When it comes to how children adjust after a major transition (such as a move), school is a major playing field. It is at the centre of their lives, not least because they spend the biggest part of their days there. School also is their main social habitat. It’s where most of their friends come from, at least in the beginning. What happens at school often “spills over” to the rest of their lives. If they feel comfortable and integrated in their new school, that usually helps them do the same in other areas; if they struggle there, it taints their whole experience (not to mention their parents’).
The first day of school for my two older children, or rather their first week, was one of the most stressful times of our move to Switzerland – for me. I was nervous for them. Would they like it? Would the other kids be nice to them? Would they fit in and be accepted?
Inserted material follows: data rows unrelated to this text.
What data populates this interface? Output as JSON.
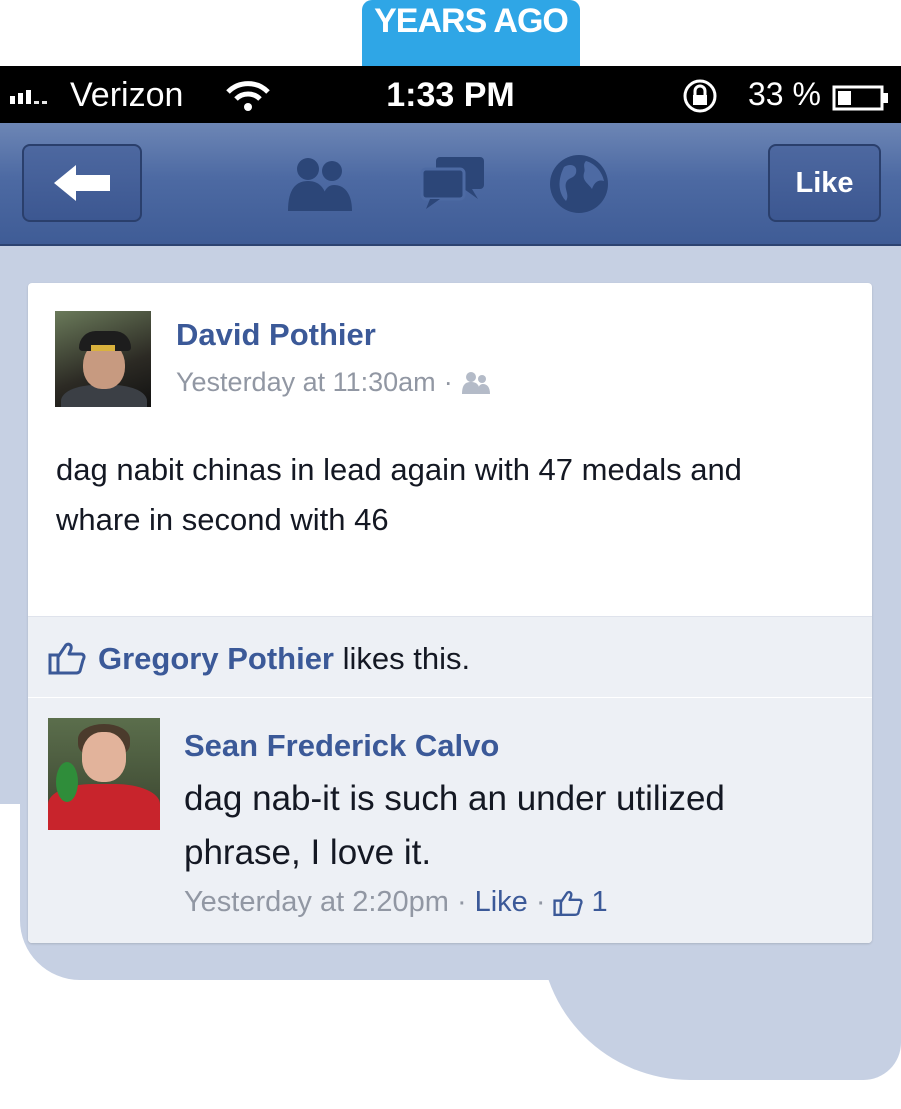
{
  "banner": {
    "text": "YEARS AGO"
  },
  "status_bar": {
    "carrier": "Verizon",
    "time": "1:33 PM",
    "battery_percent": "33 %",
    "battery_level": 0.33
  },
  "nav": {
    "like_label": "Like",
    "icons": [
      "back-arrow-icon",
      "friends-icon",
      "messages-icon",
      "globe-icon"
    ]
  },
  "post": {
    "author": "David Pothier",
    "timestamp": "Yesterday at 11:30am",
    "separator": "·",
    "text": "dag nabit chinas in lead again with 47 medals and whare in second with 46"
  },
  "likes": {
    "name": "Gregory Pothier",
    "suffix": " likes this."
  },
  "comment": {
    "author": "Sean Frederick Calvo",
    "text": "dag nab-it is such an under utilized phrase, I love it.",
    "timestamp": "Yesterday at 2:20pm",
    "separator": "·",
    "like_label": "Like",
    "like_count": "1"
  },
  "colors": {
    "facebook_blue": "#3b5998",
    "nav_bar": "#4d6aa3",
    "banner_blue": "#2fa6e6",
    "background": "#c6d0e3"
  }
}
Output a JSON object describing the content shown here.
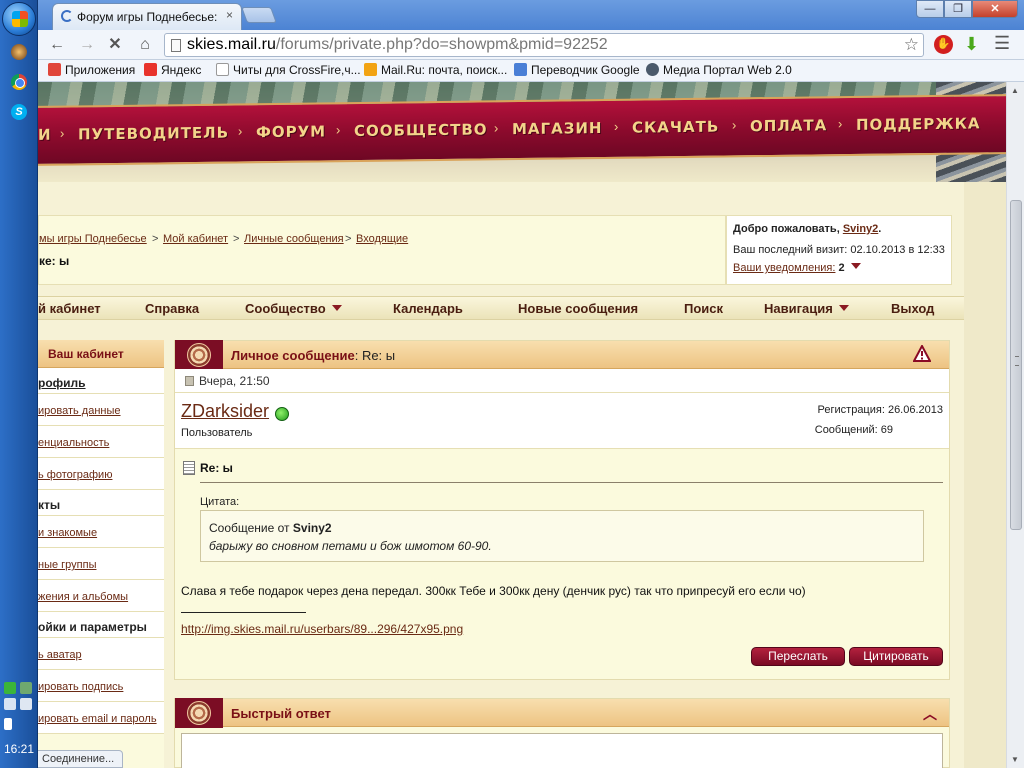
{
  "taskbar": {
    "clock": "16:21",
    "apps": [
      "game-icon",
      "chrome-icon",
      "skype-icon"
    ]
  },
  "browser": {
    "tab_title": "Форум игры Поднебесье: п",
    "tab_close": "×",
    "url_host": "skies.mail.ru",
    "url_path": "/forums/private.php?do=showpm&pmid=92252",
    "win_min": "—",
    "win_max": "❐",
    "win_close": "✕",
    "bookmarks": [
      {
        "label": "Приложения",
        "icon": "apps-icon",
        "color": "#e0463a"
      },
      {
        "label": "Яндекс",
        "icon": "yandex-icon",
        "color": "#e8332c"
      },
      {
        "label": "Читы для CrossFire,ч...",
        "icon": "page-icon",
        "color": "#ffffff"
      },
      {
        "label": "Mail.Ru: почта, поиск...",
        "icon": "mailru-icon",
        "color": "#f2a313"
      },
      {
        "label": "Переводчик Google",
        "icon": "translate-icon",
        "color": "#4a7fd6"
      },
      {
        "label": "Медиа Портал Web 2.0",
        "icon": "media-icon",
        "color": "#4b5a6b"
      }
    ],
    "status": "Соединение..."
  },
  "site_nav": [
    "И",
    "ПУТЕВОДИТЕЛЬ",
    "ФОРУМ",
    "СООБЩЕСТВО",
    "МАГАЗИН",
    "СКАЧАТЬ",
    "ОПЛАТА",
    "ПОДДЕРЖКА"
  ],
  "breadcrumb": {
    "items": [
      "мы игры Поднебесье",
      "Мой кабинет",
      "Личные сообщения",
      "Входящие"
    ],
    "separator": ">"
  },
  "page_heading": "ке: ы",
  "welcome": {
    "prefix": "Добро пожаловать, ",
    "user": "Sviny2",
    "suffix": ".",
    "last_visit": "Ваш последний визит: 02.10.2013 в 12:33",
    "notif_label": "Ваши уведомления:",
    "notif_count": "2"
  },
  "menu": [
    "й кабинет",
    "Справка",
    "Сообщество",
    "Календарь",
    "Новые сообщения",
    "Поиск",
    "Навигация",
    "Выход"
  ],
  "sidebar": {
    "title": "Ваш кабинет",
    "rows": [
      {
        "label": "рофиль",
        "type": "section-link"
      },
      {
        "label": "ировать данные",
        "type": "link"
      },
      {
        "label": "енциальность",
        "type": "link"
      },
      {
        "label": "ь фотографию",
        "type": "link"
      },
      {
        "label": "кты",
        "type": "section"
      },
      {
        "label": "и знакомые",
        "type": "link"
      },
      {
        "label": "ные группы",
        "type": "link"
      },
      {
        "label": "жения и альбомы",
        "type": "link"
      },
      {
        "label": "ойки и параметры",
        "type": "section"
      },
      {
        "label": "ь аватар",
        "type": "link"
      },
      {
        "label": "ировать подпись",
        "type": "link"
      },
      {
        "label": "ировать email и пароль",
        "type": "link"
      }
    ]
  },
  "pm": {
    "header_label": "Личное сообщение",
    "header_subject": ": Re: ы",
    "date": "Вчера, 21:50",
    "username": "ZDarksider",
    "user_title": "Пользователь",
    "registration": "Регистрация: 26.06.2013",
    "posts": "Сообщений: 69",
    "title": "Re: ы",
    "quote_label": "Цитата:",
    "quote_from_prefix": "Сообщение от ",
    "quote_author": "Sviny2",
    "quote_text": "барыжу во сновном петами и бож шмотом 60-90.",
    "message": "Слава я тебе подарок через дена передал. 300кк Тебе и 300кк дену (денчик рус) так что припресуй его если чо)",
    "signature_link": "http://img.skies.mail.ru/userbars/89...296/427x95.png",
    "forward_label": "Переслать",
    "quote_button_label": "Цитировать"
  },
  "quick_reply": {
    "title": "Быстрый ответ"
  }
}
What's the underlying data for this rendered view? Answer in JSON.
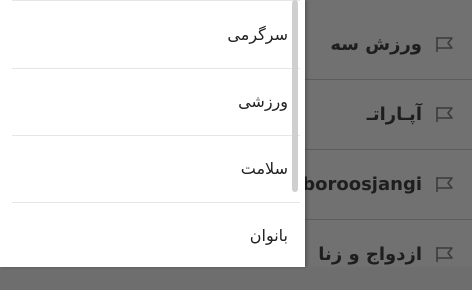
{
  "drawer": {
    "items": [
      {
        "label": "سرگرمی"
      },
      {
        "label": "ورزشی"
      },
      {
        "label": "سلامت"
      },
      {
        "label": "بانوان"
      }
    ]
  },
  "background_list": {
    "items": [
      {
        "label": "ورزش سه",
        "icon": "flag-icon"
      },
      {
        "label": "آپـاراتـ",
        "icon": "flag-icon"
      },
      {
        "label": "boroosjangi",
        "icon": "flag-icon"
      },
      {
        "label": "ازدواج و زنا",
        "icon": "flag-icon"
      }
    ]
  },
  "colors": {
    "overlay_dim": "#717171",
    "drawer_bg": "#ffffff",
    "text": "#222222",
    "scrollbar": "#cfcfcf"
  }
}
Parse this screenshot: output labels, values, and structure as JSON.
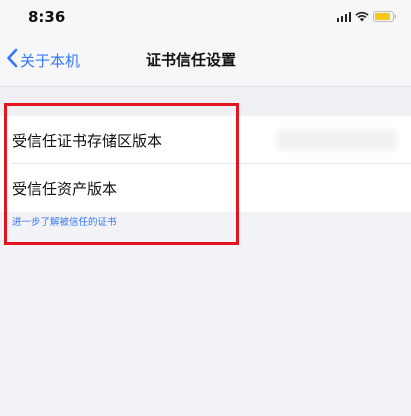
{
  "status_bar": {
    "time": "8:36",
    "icons": [
      "signal-icon",
      "wifi-icon",
      "battery-icon"
    ],
    "battery_color": "#f5c518"
  },
  "nav": {
    "back_label": "关于本机",
    "title": "证书信任设置",
    "accent_color": "#3478f6"
  },
  "settings": {
    "rows": [
      {
        "label": "受信任证书存储区版本"
      },
      {
        "label": "受信任资产版本"
      }
    ],
    "footer_link": "进一步了解被信任的证书"
  },
  "annotation": {
    "highlight_color": "#e3141f"
  }
}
I was most worried about them feeling awkward and lonely.
I still have vivid memories of what going to a new school felt like – from my own moves. Even though I was very young at the time, I distinctly remember the feeling of being the new kid in class, the odd-one-out, all these – thankfully brief – moments in the beginning that I would happily have skipped. I would rather my children did not have to hang out by themselves during break; sit alone at lunch; not have a partner for those first group projects. I would rather they’d skipped those moments, even if they are a necessary part of adjustment; even if they are a rite of passage that will make them stronger and more resilient. Of course, there was absolutely nothing I could have done to spare them that. They had to manage on their own and they did a decent job, as far as I can tell.
But they have changed in the past few months. My older son has become much more independent and responsible, but also more irritable, short-tempered, stressed and, in his own words, lonelier than he was back in Vienna. My daughter, always bubbly and larger than life, has become more subdued. She spends much more time by herself than she used to. If I didn’t know better, I’d say she’s lost her
Most of these changes are subtle. Sometimes they are able to express how they feel, sometimes I have to dig deep to get them to formulate what bothers them. I’m sure some of those changes have to do with them growing up, but isn’t it a strange coincidence that they should all happen now? And, more important, are they just transition pains or are they here to stay?
Were you ever the new kid at school? Did you like it or hate it? How did your kids cope with it?